NAH [Northern Arizona Healthcare] saw hospitalizations drop from 3.26 mean per patient to 1.82 and days hospitalized drop from 13.98 mean per patient to 5.13 and, based on the health system’s data about the first 50 patients six months prior to enrollment and six months after enrollment, that added up to savings of approximately $92,000 per patient.
The “biometrics” discussed in the article aren’t biometrics for identification, but ID biometrics will certainly be a part of the picture as these kinds of technologies are adopted more widely.
DHS Outlines Plans to Enhance Use of Biometric Tech (Find Biometrics)
America’s Department of Homeland Security has released a new strategic framework on how it plans to move forward implementing biometric technologies. Entitled “DHS Vision Statement on Enhanced Biometric Capabilities”, the document indicates a tightening embrace of the technology.
The full DHS vision statement can be downloaded here [.pdf; 13 pages].

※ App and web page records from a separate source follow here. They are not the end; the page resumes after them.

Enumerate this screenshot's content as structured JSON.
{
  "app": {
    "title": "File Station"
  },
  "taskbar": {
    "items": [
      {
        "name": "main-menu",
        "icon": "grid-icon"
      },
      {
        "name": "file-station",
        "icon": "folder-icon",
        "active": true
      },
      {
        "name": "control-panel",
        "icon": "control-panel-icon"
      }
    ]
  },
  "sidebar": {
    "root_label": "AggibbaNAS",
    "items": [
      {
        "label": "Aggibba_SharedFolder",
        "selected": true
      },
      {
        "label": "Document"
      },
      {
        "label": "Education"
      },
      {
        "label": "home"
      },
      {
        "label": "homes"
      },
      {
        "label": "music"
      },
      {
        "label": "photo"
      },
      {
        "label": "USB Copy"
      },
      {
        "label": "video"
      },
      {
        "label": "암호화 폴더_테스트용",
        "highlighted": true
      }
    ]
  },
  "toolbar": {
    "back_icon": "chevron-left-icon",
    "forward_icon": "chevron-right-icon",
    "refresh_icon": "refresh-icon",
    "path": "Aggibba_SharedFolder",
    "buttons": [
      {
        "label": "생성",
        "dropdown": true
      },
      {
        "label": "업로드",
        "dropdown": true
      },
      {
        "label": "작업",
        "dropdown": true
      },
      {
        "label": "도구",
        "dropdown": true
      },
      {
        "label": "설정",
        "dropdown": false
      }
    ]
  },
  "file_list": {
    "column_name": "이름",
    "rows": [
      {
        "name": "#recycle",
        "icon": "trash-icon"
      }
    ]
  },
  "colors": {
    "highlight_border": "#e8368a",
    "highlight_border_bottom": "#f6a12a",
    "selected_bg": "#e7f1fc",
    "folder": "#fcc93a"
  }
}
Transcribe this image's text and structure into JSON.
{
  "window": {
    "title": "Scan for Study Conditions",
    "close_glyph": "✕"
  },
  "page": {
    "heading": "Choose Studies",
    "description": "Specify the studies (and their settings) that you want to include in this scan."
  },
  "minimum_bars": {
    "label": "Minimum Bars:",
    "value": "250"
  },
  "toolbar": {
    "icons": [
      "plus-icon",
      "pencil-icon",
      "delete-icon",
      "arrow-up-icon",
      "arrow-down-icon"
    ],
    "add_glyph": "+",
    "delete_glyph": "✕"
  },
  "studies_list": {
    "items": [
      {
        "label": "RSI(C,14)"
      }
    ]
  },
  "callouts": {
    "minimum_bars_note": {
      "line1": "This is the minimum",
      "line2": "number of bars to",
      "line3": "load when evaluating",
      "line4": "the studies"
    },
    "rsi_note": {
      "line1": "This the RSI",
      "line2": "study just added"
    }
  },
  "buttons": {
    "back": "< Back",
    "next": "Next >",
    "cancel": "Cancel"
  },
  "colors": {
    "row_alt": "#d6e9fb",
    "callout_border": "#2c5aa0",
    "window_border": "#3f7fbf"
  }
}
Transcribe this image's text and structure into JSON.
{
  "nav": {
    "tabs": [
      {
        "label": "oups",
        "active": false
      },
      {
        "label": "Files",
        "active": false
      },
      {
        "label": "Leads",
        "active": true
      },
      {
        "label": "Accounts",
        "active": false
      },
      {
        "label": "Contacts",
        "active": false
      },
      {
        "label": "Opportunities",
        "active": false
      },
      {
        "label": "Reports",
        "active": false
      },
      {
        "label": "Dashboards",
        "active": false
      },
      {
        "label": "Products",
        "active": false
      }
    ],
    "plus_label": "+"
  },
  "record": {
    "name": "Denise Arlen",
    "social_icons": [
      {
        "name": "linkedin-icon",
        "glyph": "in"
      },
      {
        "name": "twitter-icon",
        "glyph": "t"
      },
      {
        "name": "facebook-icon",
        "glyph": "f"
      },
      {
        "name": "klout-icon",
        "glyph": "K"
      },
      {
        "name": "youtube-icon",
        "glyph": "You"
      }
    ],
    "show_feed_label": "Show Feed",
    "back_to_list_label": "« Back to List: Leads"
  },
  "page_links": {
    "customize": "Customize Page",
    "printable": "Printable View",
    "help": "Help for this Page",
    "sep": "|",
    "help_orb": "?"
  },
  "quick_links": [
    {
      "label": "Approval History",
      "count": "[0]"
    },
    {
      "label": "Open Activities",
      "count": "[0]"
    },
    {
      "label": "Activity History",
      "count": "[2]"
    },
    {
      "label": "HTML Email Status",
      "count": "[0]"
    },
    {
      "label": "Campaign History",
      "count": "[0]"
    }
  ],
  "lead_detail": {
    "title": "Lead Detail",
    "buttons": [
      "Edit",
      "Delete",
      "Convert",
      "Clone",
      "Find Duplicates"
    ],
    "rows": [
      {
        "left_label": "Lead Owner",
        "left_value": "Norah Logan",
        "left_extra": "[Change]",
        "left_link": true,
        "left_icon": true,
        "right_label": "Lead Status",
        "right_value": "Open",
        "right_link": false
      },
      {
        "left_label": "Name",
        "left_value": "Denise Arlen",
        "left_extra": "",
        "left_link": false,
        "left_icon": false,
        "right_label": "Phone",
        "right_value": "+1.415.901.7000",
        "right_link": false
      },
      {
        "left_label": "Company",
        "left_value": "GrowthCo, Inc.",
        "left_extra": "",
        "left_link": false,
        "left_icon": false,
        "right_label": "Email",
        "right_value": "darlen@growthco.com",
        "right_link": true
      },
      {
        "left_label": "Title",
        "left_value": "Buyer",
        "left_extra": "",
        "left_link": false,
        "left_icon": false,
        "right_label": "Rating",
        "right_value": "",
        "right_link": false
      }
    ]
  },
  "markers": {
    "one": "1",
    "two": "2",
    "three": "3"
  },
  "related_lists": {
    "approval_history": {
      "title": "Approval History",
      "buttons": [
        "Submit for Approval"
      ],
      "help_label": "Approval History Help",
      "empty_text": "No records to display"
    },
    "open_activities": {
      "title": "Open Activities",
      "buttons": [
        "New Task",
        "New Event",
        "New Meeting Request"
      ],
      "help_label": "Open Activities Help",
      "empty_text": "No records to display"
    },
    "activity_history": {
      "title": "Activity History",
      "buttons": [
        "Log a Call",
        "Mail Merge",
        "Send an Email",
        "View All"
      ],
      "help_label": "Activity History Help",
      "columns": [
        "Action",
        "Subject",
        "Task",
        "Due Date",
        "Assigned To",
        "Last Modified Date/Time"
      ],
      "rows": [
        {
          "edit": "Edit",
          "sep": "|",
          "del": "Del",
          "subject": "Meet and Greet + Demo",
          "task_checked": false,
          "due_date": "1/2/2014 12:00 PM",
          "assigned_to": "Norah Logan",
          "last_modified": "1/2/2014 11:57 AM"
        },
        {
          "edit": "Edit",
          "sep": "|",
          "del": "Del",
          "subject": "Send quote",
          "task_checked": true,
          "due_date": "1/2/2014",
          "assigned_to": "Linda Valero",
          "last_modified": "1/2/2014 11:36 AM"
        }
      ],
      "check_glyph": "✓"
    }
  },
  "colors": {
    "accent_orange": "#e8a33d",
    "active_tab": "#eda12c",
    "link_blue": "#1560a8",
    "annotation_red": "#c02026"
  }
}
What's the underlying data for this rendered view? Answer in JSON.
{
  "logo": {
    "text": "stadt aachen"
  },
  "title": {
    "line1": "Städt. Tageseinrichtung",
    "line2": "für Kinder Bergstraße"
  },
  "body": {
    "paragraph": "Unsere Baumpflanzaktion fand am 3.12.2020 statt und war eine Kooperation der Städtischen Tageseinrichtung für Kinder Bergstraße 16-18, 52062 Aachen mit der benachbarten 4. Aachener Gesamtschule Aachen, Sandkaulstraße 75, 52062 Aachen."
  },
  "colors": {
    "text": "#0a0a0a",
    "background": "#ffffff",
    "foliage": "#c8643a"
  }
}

The DHS Office of Biometrics and Identity Management (OBIM) operates and maintains the DHS Automated Biometric Identification System (IDENT) and provides identity management services and expertise across DHS. Front‐end capabilities (i.e. biometric collection devices, applications, interfaces and supporting infrastructure) are each managed and maintained independently by the components, with limited collaboration. National Security Presidential Directive (NSPD)‐59 / Homeland Security Presidential Directive (HSPD)‐24 “Biometrics for Identification and Screening to Enhance National Security,” charges federal executive departments and agencies to use mutually compatible methods and procedures in the collection, storage, use, analysis, and sharing of biometric information. Access to external federal biometric databases however, through bilateral interoperability agreements, is not fully implemented, requiring DHS components to employ mission centric solutions for integrating certain biometric exchanges with the Federal Bureau of Investigation (FBI) and the Department of Defense (DoD). This requires DHS components to work independently with the FBI and DoD to integrate with each biometric system for access to data that assists in identifying and adjudicating subjects. The current IDENT system, although able to store multi‐modal biometrics, offers matching capability for fingerprints only, limiting operational components’ ability to implement the use of alternate biometrics that may better suit operational needs. Current DHS Component systems tend to be encounter‐based – instead of person‐centric – requiring biometrics collection processes to be repeated, rather than just verified. Connectivity for systems that collect biometrics in the field is inconsistent, often not allowing real‐time access to federal biometric databases. Further, existing biometric collection systems in the field are dated, many are at end‐of‐life, impacting the quality of the biometrics collected, which affects overall performance.
Current and prospective CIO’s should reread that paragraph. The future of identity management is large-scale, multimodal, interconnected and updated as soon as possible, and provides access to virtual and physical resources. The earliest adopter of large-scale biometrics is coming to grips with the challenges of biometrics 2.0. At SecurLinx, we have designed our technology and approach to help our customers cope with the dead-ends and cult-du-sacs associated with gradual adoption of new ID technologies and provide them the flexibility to take advantage of the opportunities afforded by emerging technology.
We all need some kind of authentication process if we are to access information systems at work or at home. We know why we need to do it: to make sure we have access to our data and unauthorised people don’t.
So why do we routinely ignore such advice[…]?
Not all passwords protect equally valuable access. It turns out that many people are choosing weak passwords on low-priority systems like retail and media sites, and stronger authentication measures on high-priority systems like finance and work-related systems.
This sheds light on why even rigorous security measures like biometrics are being applied to instances where people are willing to jump through more password-related hoops but find the password regime horribly inconvenient.